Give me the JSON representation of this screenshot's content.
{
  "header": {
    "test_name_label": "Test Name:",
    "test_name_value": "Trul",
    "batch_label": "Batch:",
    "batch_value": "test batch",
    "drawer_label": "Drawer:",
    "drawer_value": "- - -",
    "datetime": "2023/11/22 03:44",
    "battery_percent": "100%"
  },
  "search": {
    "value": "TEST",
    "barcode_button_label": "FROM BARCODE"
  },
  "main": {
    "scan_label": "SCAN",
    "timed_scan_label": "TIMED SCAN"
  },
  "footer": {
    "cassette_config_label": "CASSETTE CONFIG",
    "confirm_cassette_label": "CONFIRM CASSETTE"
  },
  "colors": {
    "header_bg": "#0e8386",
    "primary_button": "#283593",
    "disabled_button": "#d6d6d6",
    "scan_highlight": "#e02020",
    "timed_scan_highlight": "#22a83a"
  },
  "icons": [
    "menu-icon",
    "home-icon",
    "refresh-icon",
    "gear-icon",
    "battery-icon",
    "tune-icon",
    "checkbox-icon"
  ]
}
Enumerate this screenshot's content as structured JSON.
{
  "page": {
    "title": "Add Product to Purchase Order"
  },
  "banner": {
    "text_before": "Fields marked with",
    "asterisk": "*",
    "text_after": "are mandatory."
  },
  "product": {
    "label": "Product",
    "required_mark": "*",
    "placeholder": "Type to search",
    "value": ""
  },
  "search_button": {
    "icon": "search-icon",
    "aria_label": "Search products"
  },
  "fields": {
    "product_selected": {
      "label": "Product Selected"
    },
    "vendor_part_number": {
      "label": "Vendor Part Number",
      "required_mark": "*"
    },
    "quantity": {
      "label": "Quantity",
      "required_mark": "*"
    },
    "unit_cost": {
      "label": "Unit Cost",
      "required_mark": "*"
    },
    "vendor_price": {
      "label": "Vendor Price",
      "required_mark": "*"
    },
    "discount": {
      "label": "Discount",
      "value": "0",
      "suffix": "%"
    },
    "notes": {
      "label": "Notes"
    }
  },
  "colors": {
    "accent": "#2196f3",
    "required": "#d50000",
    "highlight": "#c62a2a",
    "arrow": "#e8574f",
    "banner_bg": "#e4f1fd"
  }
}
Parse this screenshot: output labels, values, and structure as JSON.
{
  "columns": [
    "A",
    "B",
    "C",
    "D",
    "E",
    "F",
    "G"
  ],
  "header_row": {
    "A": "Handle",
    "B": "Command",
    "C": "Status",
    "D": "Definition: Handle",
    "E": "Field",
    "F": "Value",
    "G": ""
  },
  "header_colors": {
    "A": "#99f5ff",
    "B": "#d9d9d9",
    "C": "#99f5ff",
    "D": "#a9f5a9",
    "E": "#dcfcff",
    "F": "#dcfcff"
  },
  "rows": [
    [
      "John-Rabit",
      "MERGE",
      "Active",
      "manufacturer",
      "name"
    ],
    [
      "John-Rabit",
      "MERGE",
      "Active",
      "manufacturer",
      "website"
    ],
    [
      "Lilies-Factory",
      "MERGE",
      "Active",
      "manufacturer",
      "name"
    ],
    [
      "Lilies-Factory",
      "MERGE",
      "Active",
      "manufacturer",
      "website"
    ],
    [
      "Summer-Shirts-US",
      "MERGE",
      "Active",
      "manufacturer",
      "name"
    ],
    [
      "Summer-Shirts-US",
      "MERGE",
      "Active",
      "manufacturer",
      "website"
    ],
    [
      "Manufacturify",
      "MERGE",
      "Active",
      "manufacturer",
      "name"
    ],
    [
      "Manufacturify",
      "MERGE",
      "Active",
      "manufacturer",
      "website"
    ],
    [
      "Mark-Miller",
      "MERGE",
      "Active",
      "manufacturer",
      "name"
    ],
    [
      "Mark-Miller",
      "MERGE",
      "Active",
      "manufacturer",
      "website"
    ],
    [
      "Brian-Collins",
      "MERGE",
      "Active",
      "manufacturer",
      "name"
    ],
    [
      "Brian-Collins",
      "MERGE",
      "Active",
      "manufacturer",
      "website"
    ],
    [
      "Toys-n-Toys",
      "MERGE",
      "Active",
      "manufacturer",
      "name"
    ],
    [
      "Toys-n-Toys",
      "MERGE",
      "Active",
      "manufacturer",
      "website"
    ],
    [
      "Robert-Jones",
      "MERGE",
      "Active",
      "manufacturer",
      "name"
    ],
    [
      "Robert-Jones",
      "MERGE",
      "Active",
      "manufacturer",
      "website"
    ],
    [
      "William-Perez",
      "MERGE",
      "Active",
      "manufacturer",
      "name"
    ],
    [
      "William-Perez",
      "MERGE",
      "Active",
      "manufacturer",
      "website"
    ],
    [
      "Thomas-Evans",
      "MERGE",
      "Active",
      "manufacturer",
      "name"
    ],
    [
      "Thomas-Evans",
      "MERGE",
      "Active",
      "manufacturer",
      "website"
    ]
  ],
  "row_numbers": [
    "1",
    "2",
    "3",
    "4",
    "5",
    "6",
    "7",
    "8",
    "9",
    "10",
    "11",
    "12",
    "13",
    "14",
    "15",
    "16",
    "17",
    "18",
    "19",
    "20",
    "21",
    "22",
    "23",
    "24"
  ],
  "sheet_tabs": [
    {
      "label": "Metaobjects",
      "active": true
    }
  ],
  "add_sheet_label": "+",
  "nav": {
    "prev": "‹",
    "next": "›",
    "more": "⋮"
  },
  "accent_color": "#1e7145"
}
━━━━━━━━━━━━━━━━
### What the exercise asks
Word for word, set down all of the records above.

### Answer to the exercise
Give me the JSON representation of this screenshot's content.
{
  "header": {
    "test_name_label": "Test Name:",
    "test_name_value": "Trul",
    "batch_label": "Batch:",
    "batch_value": "test batch",
    "drawer_label": "Drawer:",
    "drawer_value": "- - -",
    "datetime": "2023/11/22 03:44",
    "battery_percent": "100%"
  },
  "search": {
    "value": "TEST",
    "barcode_button_label": "FROM BARCODE"
  },
  "main": {
    "scan_label": "SCAN",
    "timed_scan_label": "TIMED SCAN"
  },
  "footer": {
    "cassette_config_label": "CASSETTE CONFIG",
    "confirm_cassette_label": "CONFIRM CASSETTE"
  },
  "colors": {
    "header_bg": "#0e8386",
    "primary_button": "#283593",
    "disabled_button": "#d6d6d6",
    "scan_highlight": "#e02020",
    "timed_scan_highlight": "#22a83a"
  },
  "icons": [
    "menu-icon",
    "home-icon",
    "refresh-icon",
    "gear-icon",
    "battery-icon",
    "tune-icon",
    "checkbox-icon"
  ]
}
Enumerate this screenshot's content as structured JSON.
{
  "page": {
    "title": "Add Product to Purchase Order"
  },
  "banner": {
    "text_before": "Fields marked with",
    "asterisk": "*",
    "text_after": "are mandatory."
  },
  "product": {
    "label": "Product",
    "required_mark": "*",
    "placeholder": "Type to search",
    "value": ""
  },
  "search_button": {
    "icon": "search-icon",
    "aria_label": "Search products"
  },
  "fields": {
    "product_selected": {
      "label": "Product Selected"
    },
    "vendor_part_number": {
      "label": "Vendor Part Number",
      "required_mark": "*"
    },
    "quantity": {
      "label": "Quantity",
      "required_mark": "*"
    },
    "unit_cost": {
      "label": "Unit Cost",
      "required_mark": "*"
    },
    "vendor_price": {
      "label": "Vendor Price",
      "required_mark": "*"
    },
    "discount": {
      "label": "Discount",
      "value": "0",
      "suffix": "%"
    },
    "notes": {
      "label": "Notes"
    }
  },
  "colors": {
    "accent": "#2196f3",
    "required": "#d50000",
    "highlight": "#c62a2a",
    "arrow": "#e8574f",
    "banner_bg": "#e4f1fd"
  }
}
Parse this screenshot: output labels, values, and structure as JSON.
{
  "columns": [
    "A",
    "B",
    "C",
    "D",
    "E",
    "F",
    "G"
  ],
  "header_row": {
    "A": "Handle",
    "B": "Command",
    "C": "Status",
    "D": "Definition: Handle",
    "E": "Field",
    "F": "Value",
    "G": ""
  },
  "header_colors": {
    "A": "#99f5ff",
    "B": "#d9d9d9",
    "C": "#99f5ff",
    "D": "#a9f5a9",
    "E": "#dcfcff",
    "F": "#dcfcff"
  },
  "rows": [
    [
      "John-Rabit",
      "MERGE",
      "Active",
      "manufacturer",
      "name"
    ],
    [
      "John-Rabit",
      "MERGE",
      "Active",
      "manufacturer",
      "website"
    ],
    [
      "Lilies-Factory",
      "MERGE",
      "Active",
      "manufacturer",
      "name"
    ],
    [
      "Lilies-Factory",
      "MERGE",
      "Active",
      "manufacturer",
      "website"
    ],
    [
      "Summer-Shirts-US",
      "MERGE",
      "Active",
      "manufacturer",
      "name"
    ],
    [
      "Summer-Shirts-US",
      "MERGE",
      "Active",
      "manufacturer",
      "website"
    ],
    [
      "Manufacturify",
      "MERGE",
      "Active",
      "manufacturer",
      "name"
    ],
    [
      "Manufacturify",
      "MERGE",
      "Active",
      "manufacturer",
      "website"
    ],
    [
      "Mark-Miller",
      "MERGE",
      "Active",
      "manufacturer",
      "name"
    ],
    [
      "Mark-Miller",
      "MERGE",
      "Active",
      "manufacturer",
      "website"
    ],
    [
      "Brian-Collins",
      "MERGE",
      "Active",
      "manufacturer",
      "name"
    ],
    [
      "Brian-Collins",
      "MERGE",
      "Active",
      "manufacturer",
      "website"
    ],
    [
      "Toys-n-Toys",
      "MERGE",
      "Active",
      "manufacturer",
      "name"
    ],
    [
      "Toys-n-Toys",
      "MERGE",
      "Active",
      "manufacturer",
      "website"
    ],
    [
      "Robert-Jones",
      "MERGE",
      "Active",
      "manufacturer",
      "name"
    ],
    [
      "Robert-Jones",
      "MERGE",
      "Active",
      "manufacturer",
      "website"
    ],
    [
      "William-Perez",
      "MERGE",
      "Active",
      "manufacturer",
      "name"
    ],
    [
      "William-Perez",
      "MERGE",
      "Active",
      "manufacturer",
      "website"
    ],
    [
      "Thomas-Evans",
      "MERGE",
      "Active",
      "manufacturer",
      "name"
    ],
    [
      "Thomas-Evans",
      "MERGE",
      "Active",
      "manufacturer",
      "website"
    ]
  ],
  "row_numbers": [
    "1",
    "2",
    "3",
    "4",
    "5",
    "6",
    "7",
    "8",
    "9",
    "10",
    "11",
    "12",
    "13",
    "14",
    "15",
    "16",
    "17",
    "18",
    "19",
    "20",
    "21",
    "22",
    "23",
    "24"
  ],
  "sheet_tabs": [
    {
      "label": "Metaobjects",
      "active": true
    }
  ],
  "add_sheet_label": "+",
  "nav": {
    "prev": "‹",
    "next": "›",
    "more": "⋮"
  },
  "accent_color": "#1e7145"
}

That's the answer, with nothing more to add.